Now, new developments in ophthalmic imaging and surgical microscopes are on the cusp of revolutionizing visualization of the surgical field. This article makes the case for the adoption of 3-D visualization technologies in retina surgery.


Live 3-D digital imaging has been used during corneal and cataract procedures since the introduction of the TrueVision 3D Surgical system (TrueVision Systems) in 2008.1 Its application in the retina world has only recently begun to take place, and it is slowly being adopted by retina surgeons.
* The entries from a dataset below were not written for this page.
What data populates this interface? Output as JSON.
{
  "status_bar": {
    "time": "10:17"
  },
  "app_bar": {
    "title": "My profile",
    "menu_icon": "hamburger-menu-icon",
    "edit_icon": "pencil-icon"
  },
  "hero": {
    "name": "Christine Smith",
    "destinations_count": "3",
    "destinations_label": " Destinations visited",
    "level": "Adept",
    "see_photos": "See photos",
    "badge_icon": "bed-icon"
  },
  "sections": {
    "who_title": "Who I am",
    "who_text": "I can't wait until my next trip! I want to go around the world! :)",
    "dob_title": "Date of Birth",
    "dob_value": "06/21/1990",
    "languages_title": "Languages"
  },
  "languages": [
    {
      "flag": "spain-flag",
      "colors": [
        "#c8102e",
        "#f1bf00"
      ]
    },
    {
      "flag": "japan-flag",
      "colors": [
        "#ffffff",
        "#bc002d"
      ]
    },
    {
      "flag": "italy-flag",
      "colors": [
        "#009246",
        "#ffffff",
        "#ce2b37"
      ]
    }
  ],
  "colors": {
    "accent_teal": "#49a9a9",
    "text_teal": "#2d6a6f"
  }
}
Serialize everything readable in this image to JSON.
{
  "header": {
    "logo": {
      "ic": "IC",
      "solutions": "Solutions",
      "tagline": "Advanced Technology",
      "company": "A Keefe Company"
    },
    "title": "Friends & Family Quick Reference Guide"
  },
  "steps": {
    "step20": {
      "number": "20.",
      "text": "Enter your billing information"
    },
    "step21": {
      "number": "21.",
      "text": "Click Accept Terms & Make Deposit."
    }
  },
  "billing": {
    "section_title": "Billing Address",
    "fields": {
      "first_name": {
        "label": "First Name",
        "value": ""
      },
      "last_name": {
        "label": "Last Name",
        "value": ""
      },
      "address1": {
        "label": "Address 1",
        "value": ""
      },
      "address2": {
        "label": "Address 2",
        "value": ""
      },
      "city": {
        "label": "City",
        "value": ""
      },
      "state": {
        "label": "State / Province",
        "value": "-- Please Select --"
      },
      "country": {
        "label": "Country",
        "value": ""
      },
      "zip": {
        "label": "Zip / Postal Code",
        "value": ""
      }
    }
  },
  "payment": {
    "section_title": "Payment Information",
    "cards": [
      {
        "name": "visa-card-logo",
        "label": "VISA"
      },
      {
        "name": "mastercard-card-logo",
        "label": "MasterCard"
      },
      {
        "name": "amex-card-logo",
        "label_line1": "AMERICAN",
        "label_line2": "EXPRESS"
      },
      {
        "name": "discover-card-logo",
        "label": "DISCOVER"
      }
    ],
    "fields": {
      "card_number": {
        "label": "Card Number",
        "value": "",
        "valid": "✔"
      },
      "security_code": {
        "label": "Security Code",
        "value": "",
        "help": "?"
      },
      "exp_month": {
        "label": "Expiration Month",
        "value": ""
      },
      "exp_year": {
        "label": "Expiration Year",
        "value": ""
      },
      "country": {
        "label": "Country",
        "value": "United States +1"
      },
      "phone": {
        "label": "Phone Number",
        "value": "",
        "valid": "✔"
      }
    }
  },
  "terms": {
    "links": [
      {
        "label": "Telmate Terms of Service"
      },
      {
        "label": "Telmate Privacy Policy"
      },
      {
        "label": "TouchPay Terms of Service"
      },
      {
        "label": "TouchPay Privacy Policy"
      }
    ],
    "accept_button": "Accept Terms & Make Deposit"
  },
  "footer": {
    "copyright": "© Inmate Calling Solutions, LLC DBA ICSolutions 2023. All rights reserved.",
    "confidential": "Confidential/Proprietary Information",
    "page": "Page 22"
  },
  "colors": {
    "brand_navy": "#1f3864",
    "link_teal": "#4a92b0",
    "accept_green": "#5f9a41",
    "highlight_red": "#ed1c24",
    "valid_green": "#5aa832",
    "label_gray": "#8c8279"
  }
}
Originally introduced in ophthalmology and neurosurgery as a rear projection system using dual stacked projectors and a retractable screen, the design progressed to a high-definition (HD) video monitor viewed with passive polarization 3-D glasses. Over time, the image quality, computational processing speed, and 3-D monitor resolution have improved significantly, leading to the current ultra-HD 4K 3-D monitor configuration now in use. This technology converts an optical microscope into a powerful digital imaging system. In 2014, the Leica M844 and Leica M822 ophthalmology microscopes (Leica Microsystems) were made globally available with TrueVision 3D visualization, recording, and editing technology. Combined with TrueVision’s fifth-generation ICM5 camera platform, the 4K display provides a new level of image quality and utility.

The improvement in image resolution and color quality has been a key factor in the adoption of 3-D digital imaging for heads-up live retina surgery.2 Additionally, 3-D camera improvements have provided a greater sense of depth, and faster computer processing has reduced latency between image capture and video output so that retinal procedures can now be routinely performed in a heads-up fashion working off the 3-D screen.3 In an experimental study, Eckardt and Paulo found the method to be well suited for heads-up surgery in vitreoretinal procedures.4 In their survey of 20 surgeons and a retrospective analysis of more than 400 vitrectomy cases, the authors noted that nearly 92% of the volunteers preferred the ergonomics of the heads-up technique. They deemed the heads-up technique and the traditional method to be similar as far as speed, ease of microscopic manipulations, and image sharpness. However, they noted that surgeons made significantly fewer mistakes with the heads-up method.

The next opportunity for enhancing 3-D retinal surgery lies in digital image manipulation capabilities, which may allow surgeons to significantly reduce microscope illumination levels. In early use, the TrueVision 3D ICM5 camera’s high dynamic range function has allowed retinal surgeons to reduce microscope illumination by 80% or more while still producing excellent image quality for live surgery. This could be key in reducing retinal phototoxicity risk for patients.